▶ [EXERCISE] Every entry is to be copied exactly as written, and the pictures are to be skipped.
··· THE DATA
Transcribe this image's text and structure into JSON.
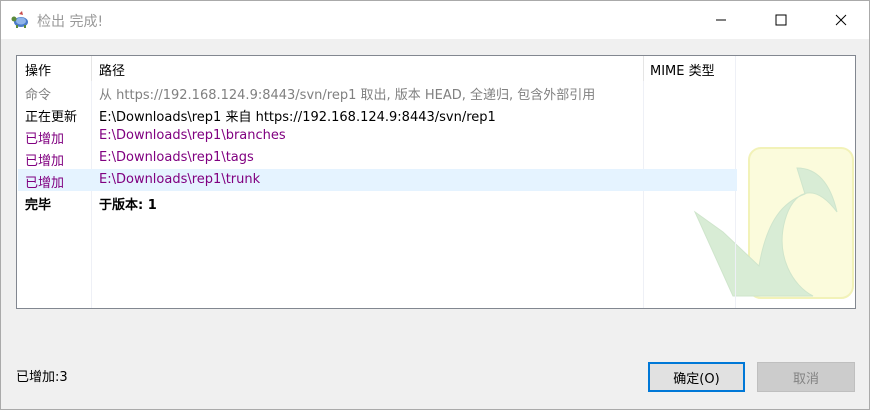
{
  "window": {
    "title": "检出 完成!",
    "app_icon": "tortoisesvn-icon",
    "controls": [
      "minimize-icon",
      "maximize-icon",
      "close-icon"
    ]
  },
  "list": {
    "columns": [
      "操作",
      "路径",
      "MIME 类型"
    ],
    "rows": [
      {
        "action": "命令",
        "path": "从 https://192.168.124.9:8443/svn/rep1 取出, 版本 HEAD, 全递归, 包含外部引用",
        "mime": "",
        "kind": "command",
        "color": "#808080"
      },
      {
        "action": "正在更新",
        "path": "E:\\Downloads\\rep1 来自 https://192.168.124.9:8443/svn/rep1",
        "mime": "",
        "kind": "update",
        "color": "#000000"
      },
      {
        "action": "已增加",
        "path": "E:\\Downloads\\rep1\\branches",
        "mime": "",
        "kind": "added",
        "color": "#800080"
      },
      {
        "action": "已增加",
        "path": "E:\\Downloads\\rep1\\tags",
        "mime": "",
        "kind": "added",
        "color": "#800080"
      },
      {
        "action": "已增加",
        "path": "E:\\Downloads\\rep1\\trunk",
        "mime": "",
        "kind": "added",
        "color": "#800080",
        "selected": true
      },
      {
        "action": "完毕",
        "path": "于版本: 1",
        "mime": "",
        "kind": "done",
        "color": "#000000"
      }
    ]
  },
  "status": {
    "text": "已增加:3"
  },
  "buttons": {
    "ok": "确定(O)",
    "cancel": "取消"
  },
  "colors": {
    "accent": "#0078d7",
    "selected_row": "#e5f3ff",
    "added": "#800080",
    "command": "#808080"
  }
}
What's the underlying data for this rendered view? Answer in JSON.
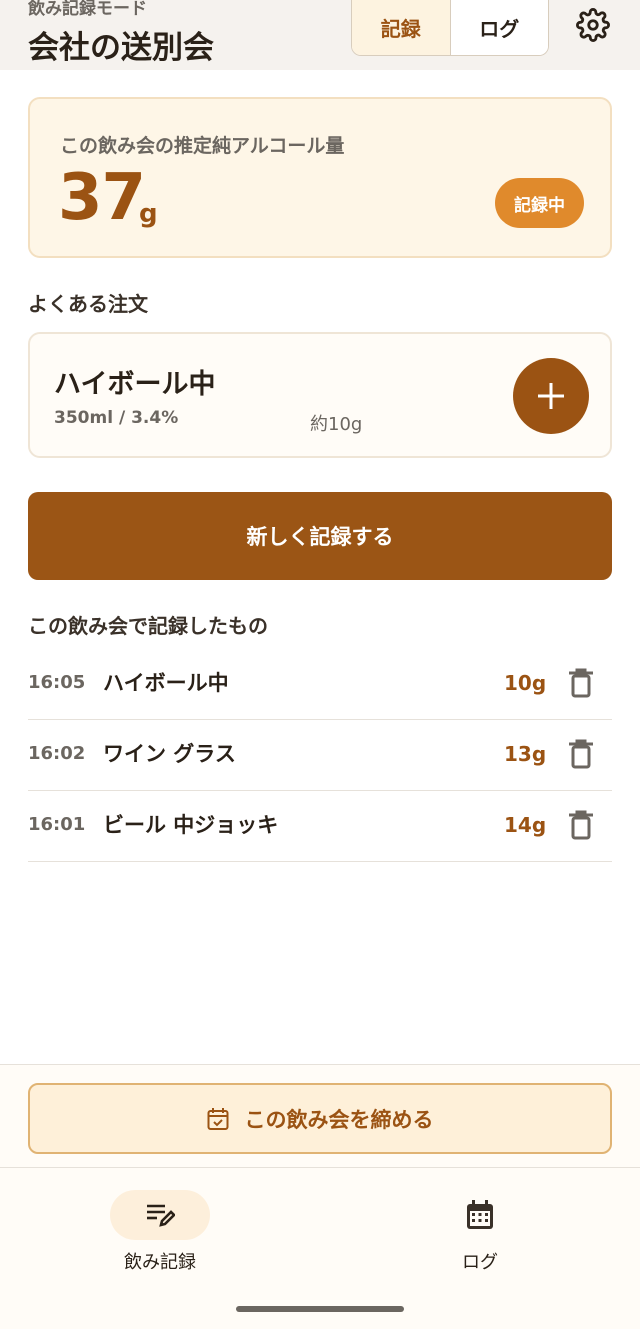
{
  "header": {
    "mode_label": "飲み記録モード",
    "title": "会社の送別会",
    "tabs": [
      {
        "label": "記録",
        "active": true
      },
      {
        "label": "ログ",
        "active": false
      }
    ],
    "settings_icon": "gear-icon"
  },
  "summary": {
    "label": "この飲み会の推定純アルコール量",
    "value": "37",
    "unit": "g",
    "status_badge": "記録中"
  },
  "frequent": {
    "section_title": "よくある注文",
    "item": {
      "name": "ハイボール中",
      "spec": "350ml / 3.4%",
      "approx": "約10g",
      "add_icon": "plus-icon"
    }
  },
  "new_record_label": "新しく記録する",
  "records": {
    "section_title": "この飲み会で記録したもの",
    "items": [
      {
        "time": "16:05",
        "name": "ハイボール中",
        "grams": "10g"
      },
      {
        "time": "16:02",
        "name": "ワイン グラス",
        "grams": "13g"
      },
      {
        "time": "16:01",
        "name": "ビール 中ジョッキ",
        "grams": "14g"
      }
    ]
  },
  "close_session_label": "この飲み会を締める",
  "bottom_nav": [
    {
      "label": "飲み記録",
      "icon": "edit-list-icon",
      "active": true
    },
    {
      "label": "ログ",
      "icon": "calendar-icon",
      "active": false
    }
  ],
  "colors": {
    "accent": "#9b5313",
    "badge": "#e08a2c",
    "card_bg": "#fef6e7"
  }
}
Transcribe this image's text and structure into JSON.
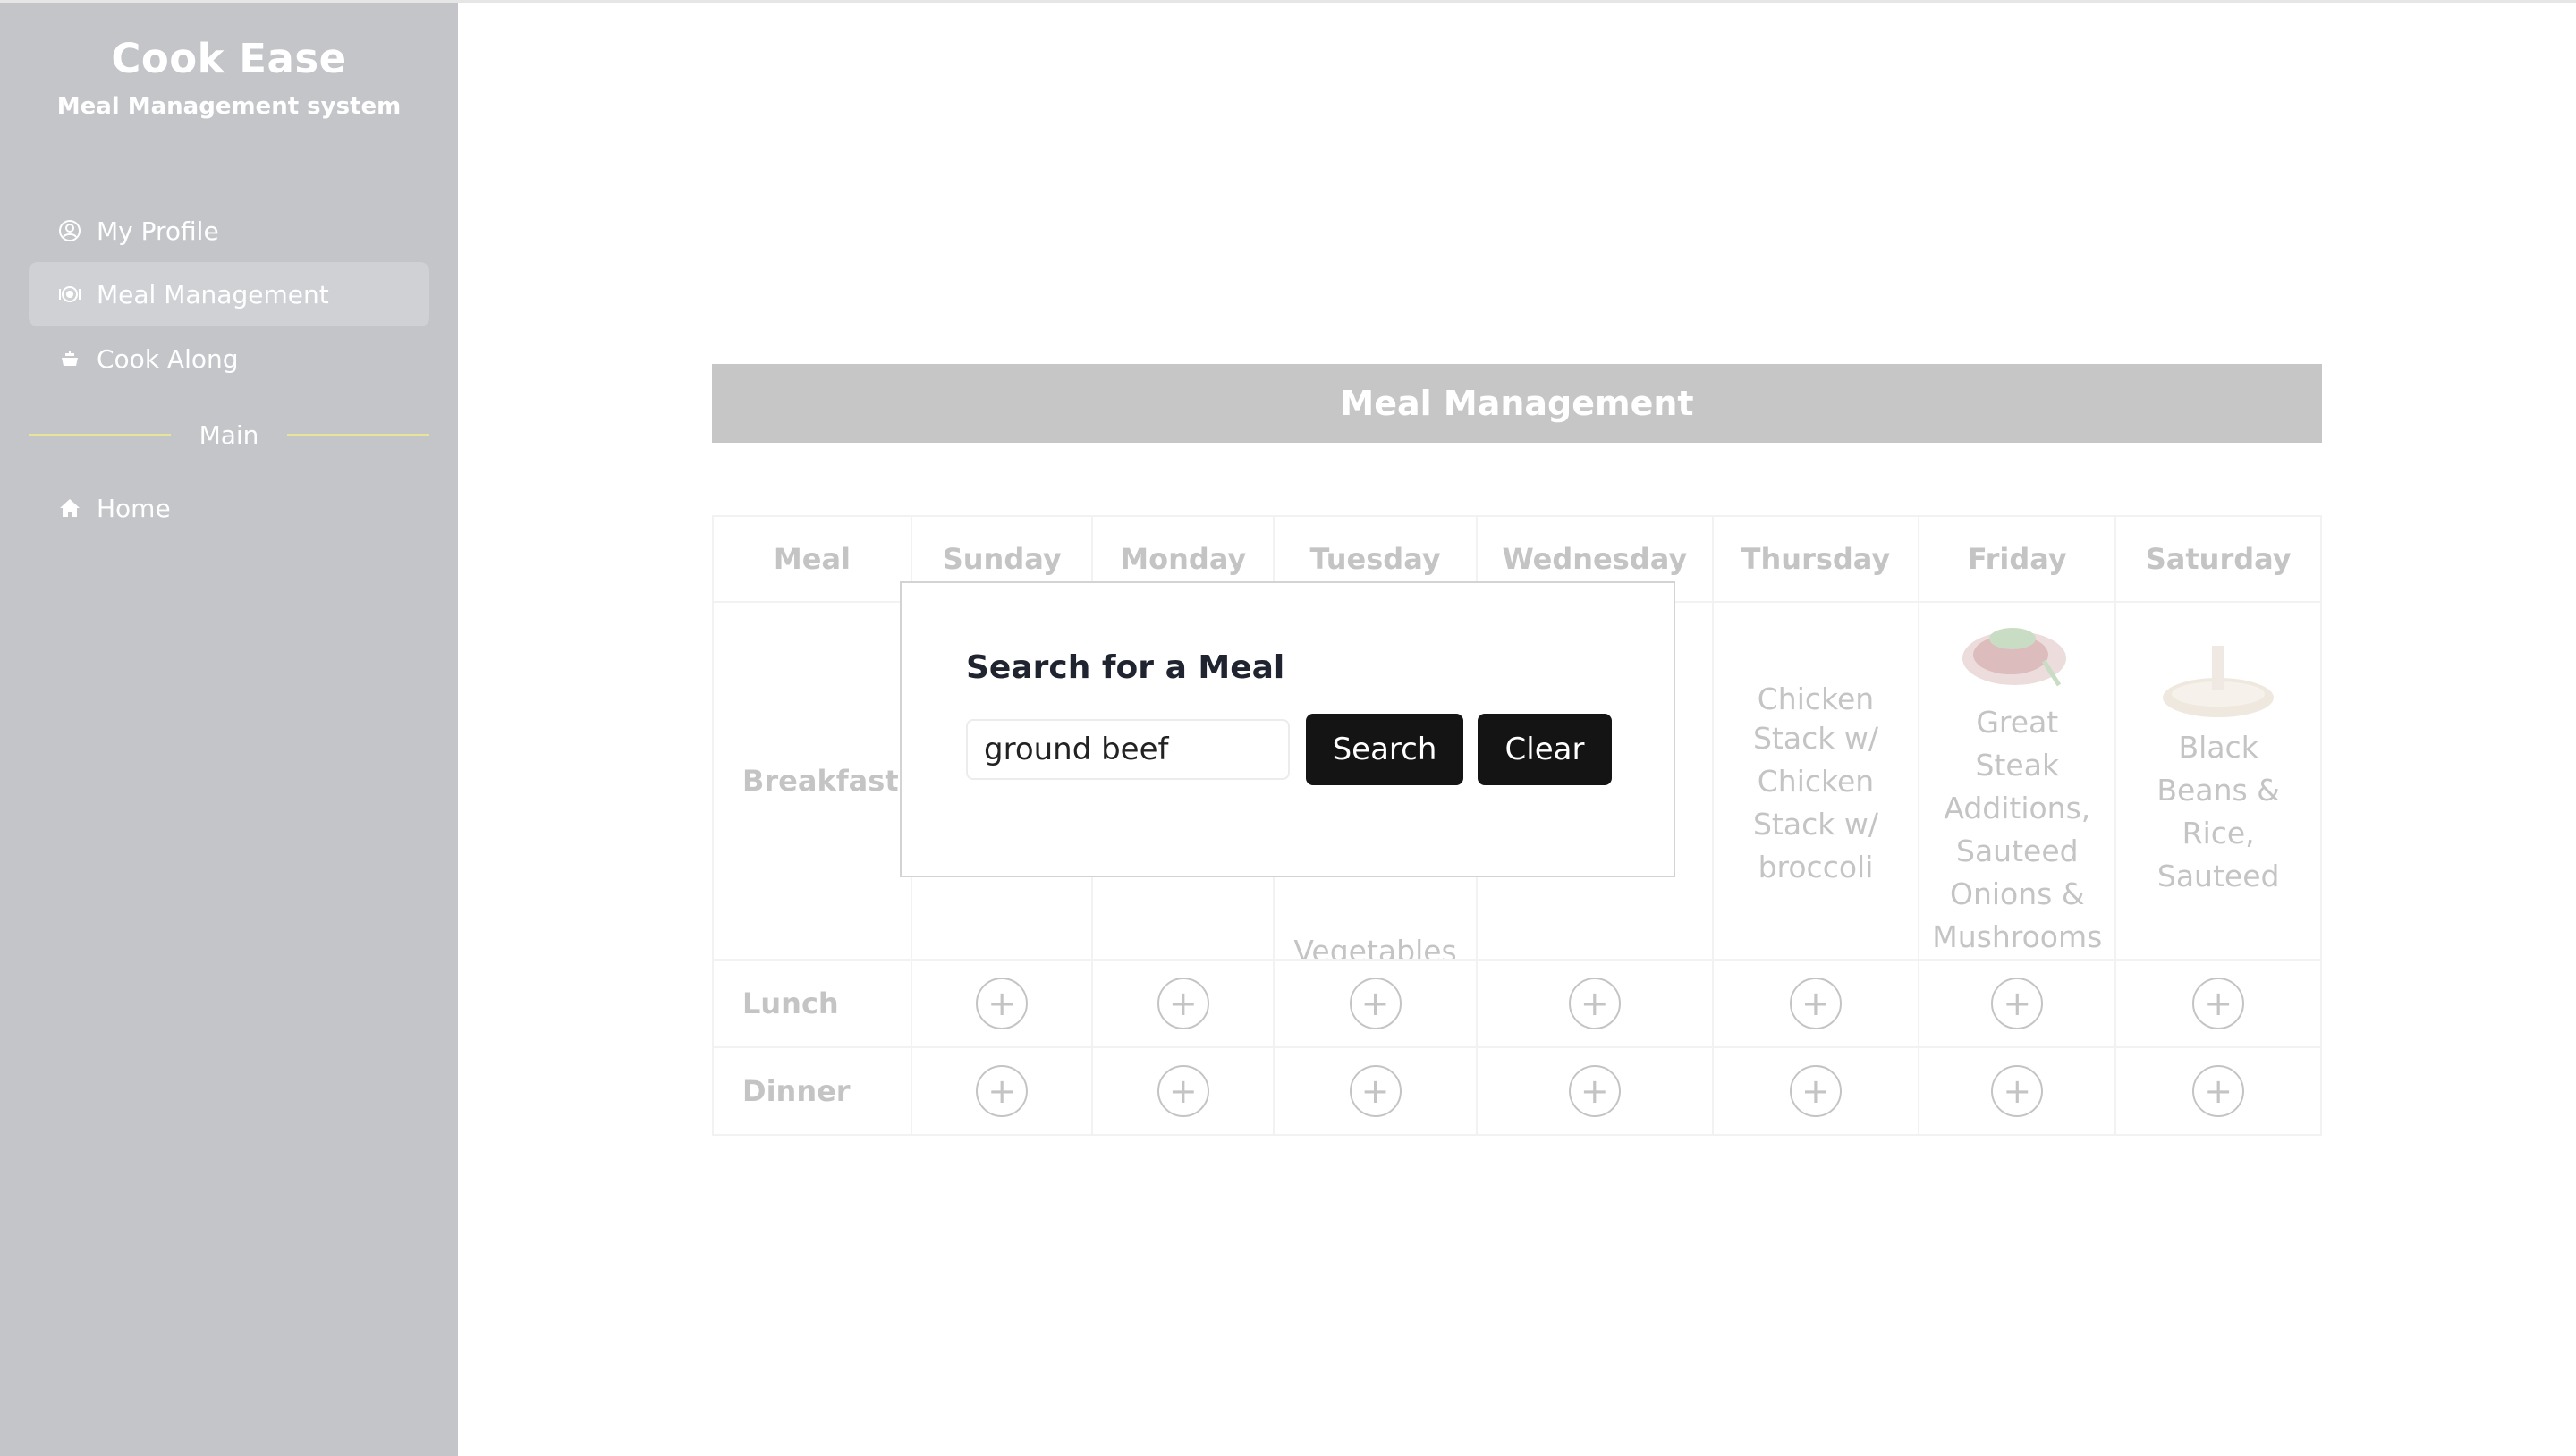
{
  "app": {
    "name": "Cook Ease",
    "subtitle": "Meal Management system"
  },
  "sidebar": {
    "items": [
      {
        "label": "My Profile",
        "icon": "user-circle-icon"
      },
      {
        "label": "Meal Management",
        "icon": "plate-icon",
        "active": true
      },
      {
        "label": "Cook Along",
        "icon": "pot-icon"
      }
    ],
    "section_label": "Main",
    "main_items": [
      {
        "label": "Home",
        "icon": "home-icon"
      }
    ],
    "accent_color": "#e8e49a"
  },
  "main": {
    "title": "Meal Management",
    "table": {
      "headers": [
        "Meal",
        "Sunday",
        "Monday",
        "Tuesday",
        "Wednesday",
        "Thursday",
        "Friday",
        "Saturday"
      ],
      "rows": [
        "Breakfast",
        "Lunch",
        "Dinner"
      ],
      "breakfast": {
        "tuesday_partial": "Vegetables",
        "thursday_alt": "Chicken Stack w/",
        "thursday": "Chicken Stack w/ broccoli",
        "friday": "Great Steak Additions, Sauteed Onions & Mushrooms",
        "saturday": "Black Beans & Rice, Sauteed"
      },
      "add_symbol": "+"
    }
  },
  "modal": {
    "title": "Search for a Meal",
    "search_value": "ground beef",
    "search_label": "Search",
    "clear_label": "Clear"
  }
}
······
▶ [TASK RESULT]
Transcribe this image's text and structure into JSON.
{
  "window": {
    "title": "检出 完成!",
    "app_icon": "tortoisesvn-icon",
    "controls": [
      "minimize-icon",
      "maximize-icon",
      "close-icon"
    ]
  },
  "list": {
    "columns": [
      "操作",
      "路径",
      "MIME 类型"
    ],
    "rows": [
      {
        "action": "命令",
        "path": "从 https://192.168.124.9:8443/svn/rep1 取出, 版本 HEAD, 全递归, 包含外部引用",
        "mime": "",
        "kind": "command",
        "color": "#808080"
      },
      {
        "action": "正在更新",
        "path": "E:\\Downloads\\rep1 来自 https://192.168.124.9:8443/svn/rep1",
        "mime": "",
        "kind": "update",
        "color": "#000000"
      },
      {
        "action": "已增加",
        "path": "E:\\Downloads\\rep1\\branches",
        "mime": "",
        "kind": "added",
        "color": "#800080"
      },
      {
        "action": "已增加",
        "path": "E:\\Downloads\\rep1\\tags",
        "mime": "",
        "kind": "added",
        "color": "#800080"
      },
      {
        "action": "已增加",
        "path": "E:\\Downloads\\rep1\\trunk",
        "mime": "",
        "kind": "added",
        "color": "#800080",
        "selected": true
      },
      {
        "action": "完毕",
        "path": "于版本: 1",
        "mime": "",
        "kind": "done",
        "color": "#000000"
      }
    ]
  },
  "status": {
    "text": "已增加:3"
  },
  "buttons": {
    "ok": "确定(O)",
    "cancel": "取消"
  },
  "colors": {
    "accent": "#0078d7",
    "selected_row": "#e5f3ff",
    "added": "#800080",
    "command": "#808080"
  }
}
What's the underlying data for this rendered view? Answer in JSON.
{
  "header": {
    "mode_label": "飲み記録モード",
    "title": "会社の送別会",
    "tabs": [
      {
        "label": "記録",
        "active": true
      },
      {
        "label": "ログ",
        "active": false
      }
    ],
    "settings_icon": "gear-icon"
  },
  "summary": {
    "label": "この飲み会の推定純アルコール量",
    "value": "37",
    "unit": "g",
    "status_badge": "記録中"
  },
  "frequent": {
    "section_title": "よくある注文",
    "item": {
      "name": "ハイボール中",
      "spec": "350ml / 3.4%",
      "approx": "約10g",
      "add_icon": "plus-icon"
    }
  },
  "new_record_label": "新しく記録する",
  "records": {
    "section_title": "この飲み会で記録したもの",
    "items": [
      {
        "time": "16:05",
        "name": "ハイボール中",
        "grams": "10g"
      },
      {
        "time": "16:02",
        "name": "ワイン グラス",
        "grams": "13g"
      },
      {
        "time": "16:01",
        "name": "ビール 中ジョッキ",
        "grams": "14g"
      }
    ]
  },
  "close_session_label": "この飲み会を締める",
  "bottom_nav": [
    {
      "label": "飲み記録",
      "icon": "edit-list-icon",
      "active": true
    },
    {
      "label": "ログ",
      "icon": "calendar-icon",
      "active": false
    }
  ],
  "colors": {
    "accent": "#9b5313",
    "badge": "#e08a2c",
    "card_bg": "#fef6e7"
  }
}
Transcribe this image's text and structure into JSON.
{
  "app": {
    "name": "Cook Ease",
    "subtitle": "Meal Management system"
  },
  "sidebar": {
    "items": [
      {
        "label": "My Profile",
        "icon": "user-circle-icon"
      },
      {
        "label": "Meal Management",
        "icon": "plate-icon",
        "active": true
      },
      {
        "label": "Cook Along",
        "icon": "pot-icon"
      }
    ],
    "section_label": "Main",
    "main_items": [
      {
        "label": "Home",
        "icon": "home-icon"
      }
    ],
    "accent_color": "#e8e49a"
  },
  "main": {
    "title": "Meal Management",
    "table": {
      "headers": [
        "Meal",
        "Sunday",
        "Monday",
        "Tuesday",
        "Wednesday",
        "Thursday",
        "Friday",
        "Saturday"
      ],
      "rows": [
        "Breakfast",
        "Lunch",
        "Dinner"
      ],
      "breakfast": {
        "tuesday_partial": "Vegetables",
        "thursday_alt": "Chicken Stack w/",
        "thursday": "Chicken Stack w/ broccoli",
        "friday": "Great Steak Additions, Sauteed Onions & Mushrooms",
        "saturday": "Black Beans & Rice, Sauteed"
      },
      "add_symbol": "+"
    }
  },
  "modal": {
    "title": "Search for a Meal",
    "search_value": "ground beef",
    "search_label": "Search",
    "clear_label": "Clear"
  }
}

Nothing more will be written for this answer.